The UK’s renowned small volume car manufacturing sector, however, bucked the trend with growing demand for some of the world’s most iconic and desirable brands boosting output by 16.2% in the year. Meanwhile, production of alternatively fuelled cars rose, by 34.7% to 192,304 units, as global appetite for the UK’s electric, plug-in hybrid and hybrid offering continues to rise. Thanks to its engineering excellence, expertise in advanced powertrain technologies, light-weighting and aerodynamics, the UK is well-placed to lead the charge in ultra-low and zero emission vehicle development and manufacturing – if the right business conditions are in place.
Last year saw a welcome £1.10 billion of fresh automotive investment publicly announced for the UK. The bulk of that investment, however, was from one company looking to expand electric vehicle production in the West Midlands. With 2019’s investment tally some 60% lower than the £2.75 billion averaged over the previous seven years, it’s clear that more must be done to encourage overseas investors to follow suit.
The news comes as SMMT reveals new figures highlighting the critical contribution of UK Automotive to regions right across Britain. One in 14 people (168,000) employed in manufacturing nationwide works in Automotive, with an additional 279,000 jobs supported, while in regions such as the North East and West Midlands, automotive accounts for more than one in six manufacturing jobs. With annual salaries typically 21% higher than the average across all UK employment, Automotive’s combined national salary contribution amounts to some £6 billion.

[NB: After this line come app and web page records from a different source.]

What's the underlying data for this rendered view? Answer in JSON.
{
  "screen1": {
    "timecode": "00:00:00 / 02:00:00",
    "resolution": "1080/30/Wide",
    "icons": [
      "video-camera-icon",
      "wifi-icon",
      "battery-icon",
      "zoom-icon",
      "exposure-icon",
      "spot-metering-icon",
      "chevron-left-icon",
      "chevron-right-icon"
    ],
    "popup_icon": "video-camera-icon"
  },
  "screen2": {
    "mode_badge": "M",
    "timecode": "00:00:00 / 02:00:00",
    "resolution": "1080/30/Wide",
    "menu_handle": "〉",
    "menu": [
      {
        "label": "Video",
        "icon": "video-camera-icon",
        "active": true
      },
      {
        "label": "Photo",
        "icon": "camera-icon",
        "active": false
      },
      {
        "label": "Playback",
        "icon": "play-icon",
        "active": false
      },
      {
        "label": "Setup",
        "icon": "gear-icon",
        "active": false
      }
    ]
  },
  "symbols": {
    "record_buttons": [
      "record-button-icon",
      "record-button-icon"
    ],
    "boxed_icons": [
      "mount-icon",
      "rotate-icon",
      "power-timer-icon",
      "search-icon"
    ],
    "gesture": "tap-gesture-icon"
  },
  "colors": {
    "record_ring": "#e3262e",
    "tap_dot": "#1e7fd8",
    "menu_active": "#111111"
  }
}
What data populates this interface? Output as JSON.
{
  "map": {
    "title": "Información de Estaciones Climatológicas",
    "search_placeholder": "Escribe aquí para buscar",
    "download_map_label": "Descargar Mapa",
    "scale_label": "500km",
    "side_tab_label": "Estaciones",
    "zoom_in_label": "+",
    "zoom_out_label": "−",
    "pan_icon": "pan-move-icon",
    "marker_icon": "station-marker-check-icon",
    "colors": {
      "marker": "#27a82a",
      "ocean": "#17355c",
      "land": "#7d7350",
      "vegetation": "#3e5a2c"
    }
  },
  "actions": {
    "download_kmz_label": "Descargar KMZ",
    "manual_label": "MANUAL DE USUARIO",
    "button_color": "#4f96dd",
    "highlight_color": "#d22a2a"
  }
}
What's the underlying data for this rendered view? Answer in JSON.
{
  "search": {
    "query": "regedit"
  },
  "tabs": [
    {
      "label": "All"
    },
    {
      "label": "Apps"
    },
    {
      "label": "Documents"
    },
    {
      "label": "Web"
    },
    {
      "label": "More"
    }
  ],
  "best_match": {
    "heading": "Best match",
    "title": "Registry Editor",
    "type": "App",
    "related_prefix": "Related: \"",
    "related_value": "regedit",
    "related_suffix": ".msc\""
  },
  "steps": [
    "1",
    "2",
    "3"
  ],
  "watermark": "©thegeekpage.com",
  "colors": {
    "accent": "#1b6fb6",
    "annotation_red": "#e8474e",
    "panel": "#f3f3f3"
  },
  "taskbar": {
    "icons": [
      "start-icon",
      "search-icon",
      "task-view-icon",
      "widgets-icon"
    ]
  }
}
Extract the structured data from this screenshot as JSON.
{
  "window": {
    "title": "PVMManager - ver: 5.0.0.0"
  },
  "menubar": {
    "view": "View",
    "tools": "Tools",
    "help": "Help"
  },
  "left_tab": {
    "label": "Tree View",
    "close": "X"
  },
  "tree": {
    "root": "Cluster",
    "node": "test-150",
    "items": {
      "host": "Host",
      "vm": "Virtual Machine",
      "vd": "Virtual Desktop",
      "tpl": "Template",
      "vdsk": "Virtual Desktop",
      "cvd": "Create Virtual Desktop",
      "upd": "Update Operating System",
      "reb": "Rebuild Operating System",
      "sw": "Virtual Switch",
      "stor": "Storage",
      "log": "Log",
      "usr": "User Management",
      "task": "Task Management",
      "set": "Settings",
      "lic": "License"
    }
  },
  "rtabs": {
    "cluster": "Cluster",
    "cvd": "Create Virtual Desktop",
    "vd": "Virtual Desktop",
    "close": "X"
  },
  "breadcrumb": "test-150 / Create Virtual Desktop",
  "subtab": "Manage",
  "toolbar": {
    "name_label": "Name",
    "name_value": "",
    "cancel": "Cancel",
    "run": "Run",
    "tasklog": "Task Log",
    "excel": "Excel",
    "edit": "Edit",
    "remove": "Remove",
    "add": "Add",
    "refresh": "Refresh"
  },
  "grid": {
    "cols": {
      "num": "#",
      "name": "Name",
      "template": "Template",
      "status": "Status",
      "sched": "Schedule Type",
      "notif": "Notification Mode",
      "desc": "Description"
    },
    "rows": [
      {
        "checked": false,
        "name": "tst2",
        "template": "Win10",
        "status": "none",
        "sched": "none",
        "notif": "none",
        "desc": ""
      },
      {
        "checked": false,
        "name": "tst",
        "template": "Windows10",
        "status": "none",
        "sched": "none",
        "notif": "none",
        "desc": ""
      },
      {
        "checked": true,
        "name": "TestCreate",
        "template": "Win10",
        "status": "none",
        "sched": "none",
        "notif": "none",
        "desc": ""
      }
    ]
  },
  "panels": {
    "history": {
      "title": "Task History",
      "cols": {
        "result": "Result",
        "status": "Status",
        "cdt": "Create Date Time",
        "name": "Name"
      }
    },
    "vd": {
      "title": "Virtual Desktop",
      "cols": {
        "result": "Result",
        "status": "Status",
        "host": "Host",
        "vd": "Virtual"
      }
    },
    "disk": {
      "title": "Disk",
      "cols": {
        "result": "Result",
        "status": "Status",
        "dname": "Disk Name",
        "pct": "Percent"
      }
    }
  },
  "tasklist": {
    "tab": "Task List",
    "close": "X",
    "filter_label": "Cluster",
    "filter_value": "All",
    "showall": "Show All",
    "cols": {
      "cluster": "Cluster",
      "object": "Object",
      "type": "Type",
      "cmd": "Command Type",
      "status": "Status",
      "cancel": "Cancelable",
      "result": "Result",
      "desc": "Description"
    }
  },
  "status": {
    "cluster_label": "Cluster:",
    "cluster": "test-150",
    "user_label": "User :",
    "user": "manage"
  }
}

Mike Hawes, SMMT Chief Executive, said,
"The fall of UK car manufacturing to its lowest level in almost a decade is of grave concern. Every country in the world wants a successful automotive sector as it is a driver of trade, productivity and jobs.
Given the uncertainty the sector has experienced, it is essential we re-establish our global competitiveness and that starts with an ambitious free trade agreement with Europe, one that guarantees all automotive products can be bought and sold without tariffs or additional burdens.
This will boost manufacturing, avoid costly price rises and maintain choice for UK consumers. Negotiations will be challenging but all sides stand to gain and this sector is up for it."
Meanwhile, the latest independent production outlook downgrades expectations for 2020 to 1.27 million units, down from the 1.32 million forecast made in November. To arrest this decline and ensure the future competiveness and success of UK automotive manufacturing, negotiations on the future UK-EU relationship – and trade deals with the rest of the world – must move quickly and deliver for this critical sector.
Read the full article here.